Q: What is the meaning of the word Hullin [animals permissible as food]?
A: I don't know.
Q: What is the meaning of the word Erubin [Sabbath walking limits]?
A: I don't know.
Q: What is the meaning of the word Yebamot [family relationships]?
A: I don't know.
Q: When did Baba Batra[6] live and what was her activity?
A: I don't know.[7]
The last question "was fatal once it was tactfully explained to the jury. Baba Batra is a tractate of the Talmud, quite well known to scholars, students, and many Jewish laymen."[7] A Tsarist secret police agent would later report on Pranaitis' testimony, saying:
Cross-examination of Pranaitis has weakened the evidential value of his expert opinion, exposing lack of knowledge of texts and insufficient knowledge of Jewish literature. Because of his amateurish knowledge and lack of resourcefulness, Pranaitis' expert opinion is of very low value.
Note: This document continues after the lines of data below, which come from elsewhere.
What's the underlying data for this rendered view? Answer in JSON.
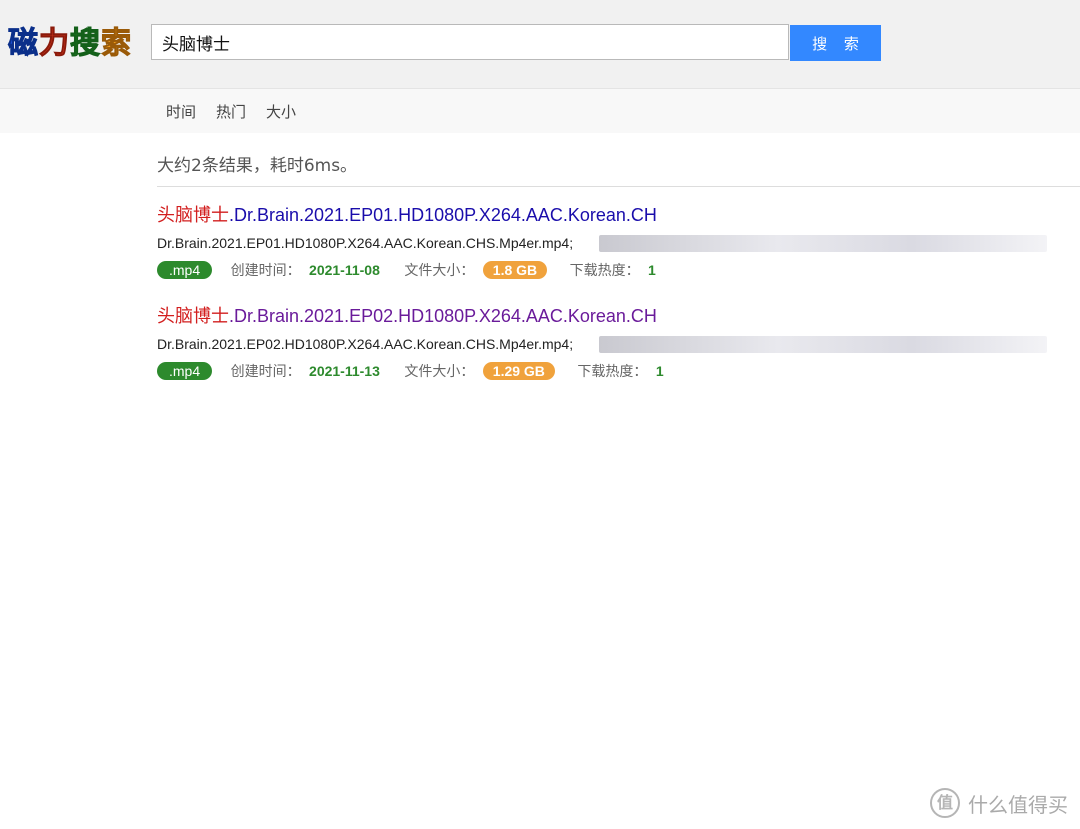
{
  "header": {
    "logo": [
      "磁",
      "力",
      "搜",
      "索"
    ],
    "search": {
      "value": "头脑博士",
      "placeholder": ""
    },
    "search_button_label": "搜 索"
  },
  "sortbar": {
    "items": [
      {
        "label": "时间"
      },
      {
        "label": "热门"
      },
      {
        "label": "大小"
      }
    ]
  },
  "summary": "大约2条结果，耗时6ms。",
  "results": [
    {
      "title_keyword": "头脑博士",
      "title_rest": ".Dr.Brain.2021.EP01.HD1080P.X264.AAC.Korean.CH",
      "file": "Dr.Brain.2021.EP01.HD1080P.X264.AAC.Korean.CHS.Mp4er.mp4;",
      "ext": ".mp4",
      "created_label": "创建时间：",
      "created": "2021-11-08",
      "size_label": "文件大小：",
      "size": "1.8 GB",
      "heat_label": "下载热度：",
      "heat": "1"
    },
    {
      "title_keyword": "头脑博士",
      "title_rest": ".Dr.Brain.2021.EP02.HD1080P.X264.AAC.Korean.CH",
      "file": "Dr.Brain.2021.EP02.HD1080P.X264.AAC.Korean.CHS.Mp4er.mp4;",
      "ext": ".mp4",
      "created_label": "创建时间：",
      "created": "2021-11-13",
      "size_label": "文件大小：",
      "size": "1.29 GB",
      "heat_label": "下载热度：",
      "heat": "1"
    }
  ],
  "watermark": {
    "icon_text": "值",
    "text": "什么值得买"
  },
  "colors": {
    "accent": "#3388ff",
    "keyword": "#d21e1e",
    "link": "#1a0dab",
    "visited_link": "#6a1b9a",
    "green": "#2d8a2d",
    "size_badge": "#f0a23c"
  }
}
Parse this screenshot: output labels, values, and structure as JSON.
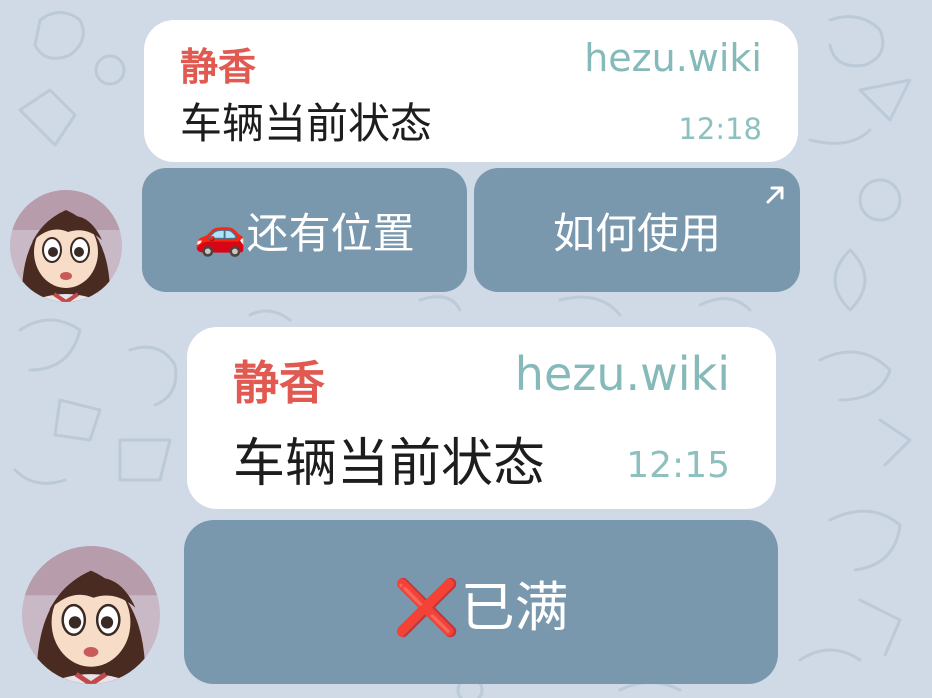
{
  "messages": [
    {
      "sender": "静香",
      "via": "hezu.wiki",
      "text": "车辆当前状态",
      "time": "12:18",
      "buttons": [
        {
          "icon": "car-icon",
          "label": "🚗还有位置"
        },
        {
          "icon": "external-link-arrow-icon",
          "label": "如何使用"
        }
      ]
    },
    {
      "sender": "静香",
      "via": "hezu.wiki",
      "text": "车辆当前状态",
      "time": "12:15",
      "buttons": [
        {
          "icon": "cross-mark-icon",
          "label": "❌已满"
        }
      ]
    }
  ],
  "colors": {
    "background": "#cfdae6",
    "sender_name": "#e05a52",
    "via_bot": "#86b9b9",
    "time": "#8fc0c0",
    "keyboard_button": "#7a98ad",
    "bubble": "#ffffff"
  }
}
The first lie here is that "the last question was fatal" because Baba Batra is a Talmud tractate. All the mentioned questions refer to a Talmud tractate. The second lie is, of course, that Pranaitis wouldn't know what they are. All the mentioned tractates are listed in The Talmud Unmasked and cited several times each. It is absolutely impossible that Pranaitis would lack knowledge of them because, as it is evident, these questions that "destroy Pranaitis' credibility" are a complete fabrication by the author of the text in the Wikipedia page: Mendel Beilis, the very Jew who murdered the child, the witnesses, and later wrote an autobiography that evidently is as accurate as one would expect from Jewish accounts.
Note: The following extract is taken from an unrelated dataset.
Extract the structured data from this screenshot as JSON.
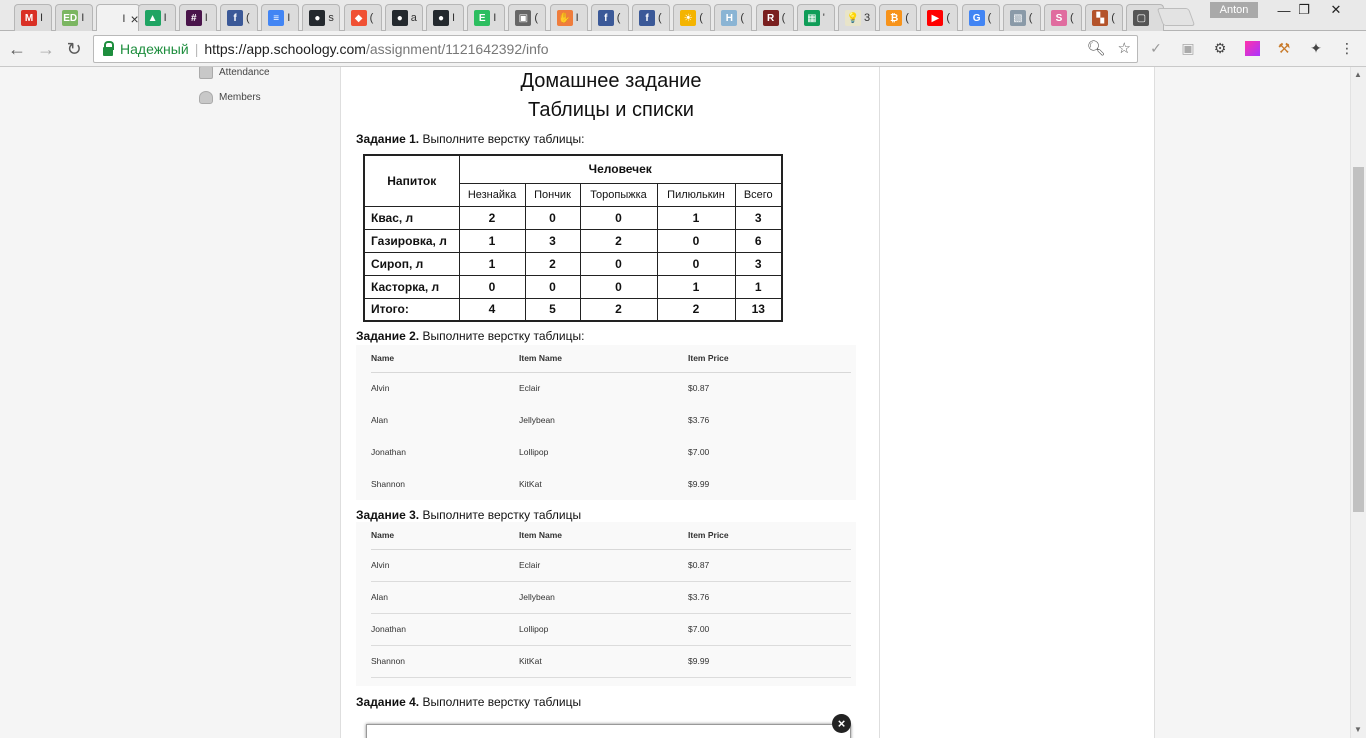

Finally, the reference to "a Tsarist secret police agent" comes from a book called "Tsarist Russia and the Beilis Case" written by A.C. Tager in 1934. Tager became an attorney of the Moscow District Court of Justice in 1917, precisely the year of the Bolshevik Revolution. Wikipedia tells us:

In the 1930s, Tager, along with a group of employees of the Central Archival Administration, was engaged in the search for documents proving the falsity of the Protocols of the Elders of Zion
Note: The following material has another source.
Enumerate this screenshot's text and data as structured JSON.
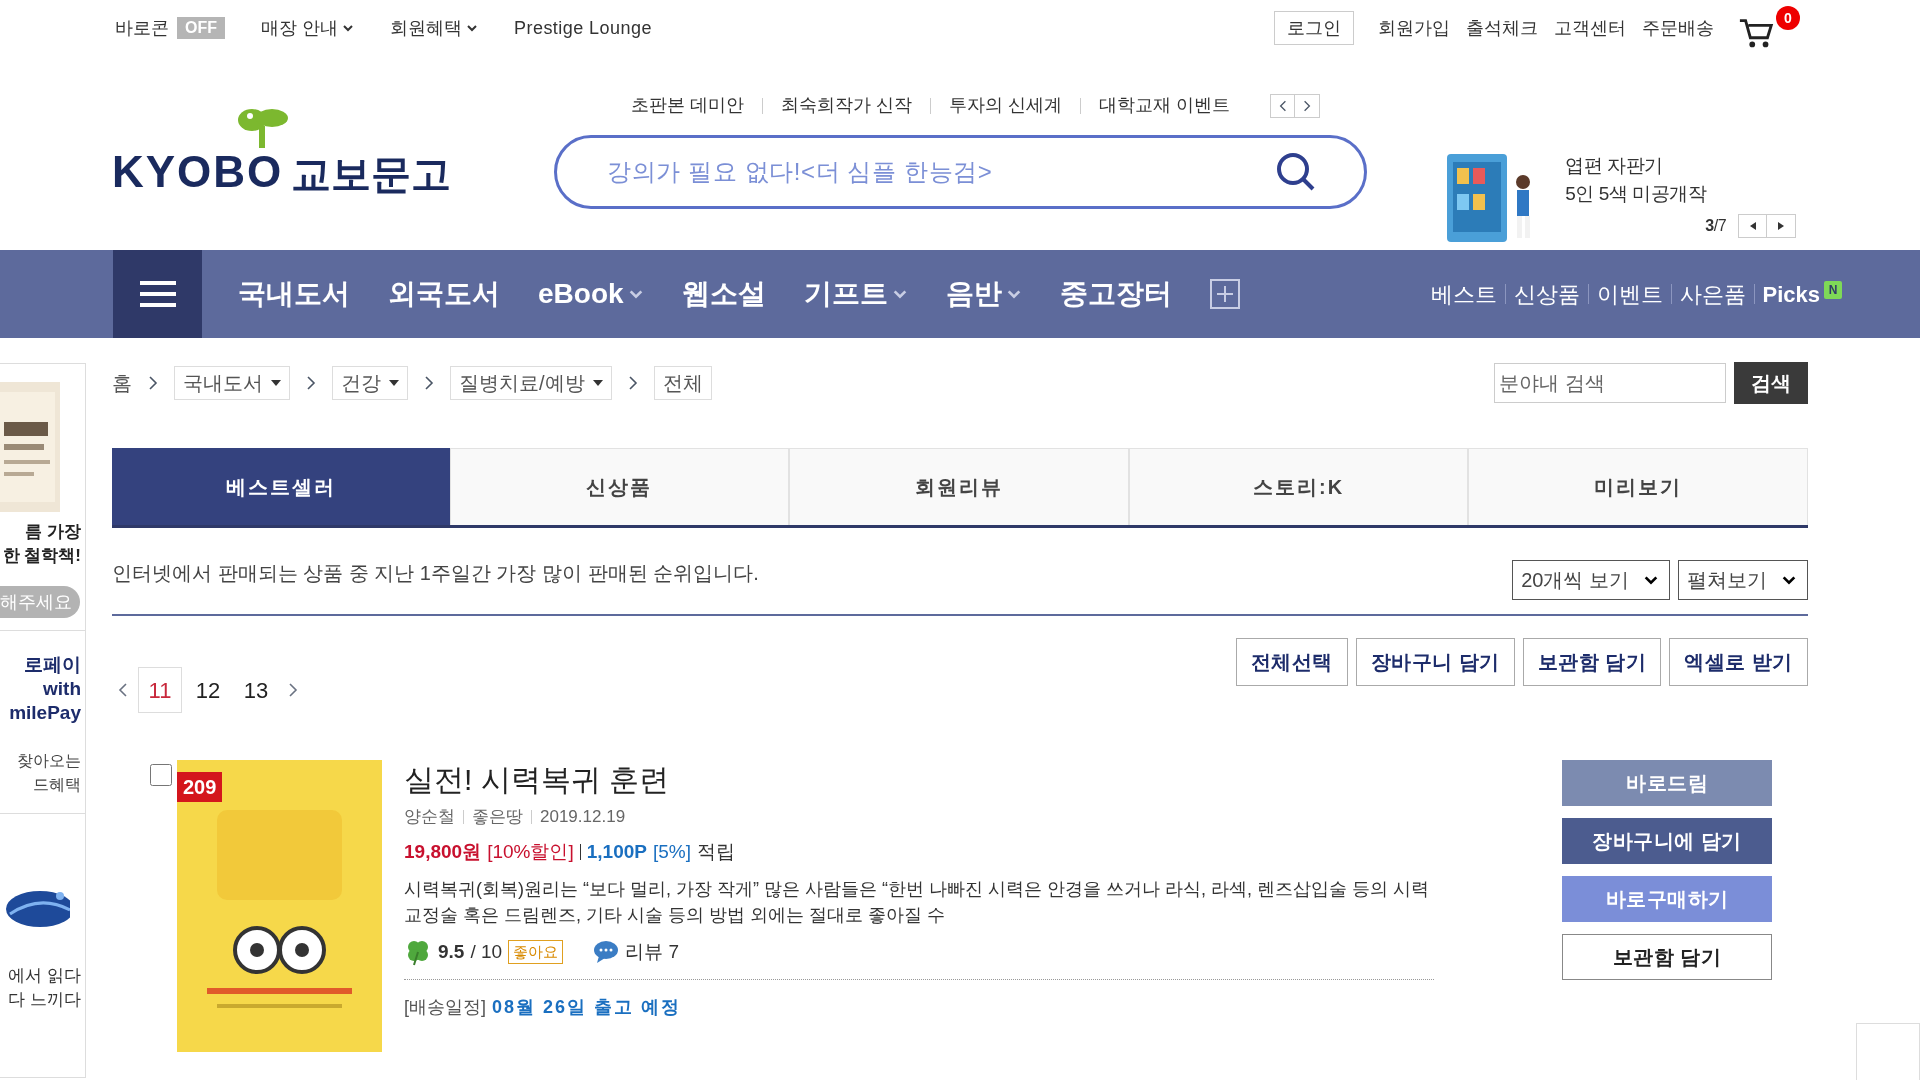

The book "Tsarist Russia and the Beilis Affair" was conceived as part of a trilogy: its second volume was to be devoted to the Dreyfus affair , and the third to state anti-Semitism in Germany in the 1930s

So as can be observed, the source of the slander are a Jew who murdered several children, and a Bolshevik Jew who dedicated his life to writing Jewish propaganda. For these reasons, which you can find being parroted endlessly by Jews all over the internet, Pranaitis is labelled as an evil anti-semite and his work dismissed, despite Pranaitis never making any mention of semites beyond the following one:

I considered it unworthy of me to keep silent just for the sake of my own personal safety while the conflict rages between the two camps of "Semites" and "Anti-Semites", both of which claim they are fighting for the truth, while I know that the whole truth is not to be found in either camp.


The Talmud Unmasked is an incredibly valuable collection of references to Jewish literature. Read it and, if you want to arm yourself against Jews, verify personally the references that you find to be the most important. Keep in mind, though, that a small amount of them may be hard to trace unless you own ancient documents.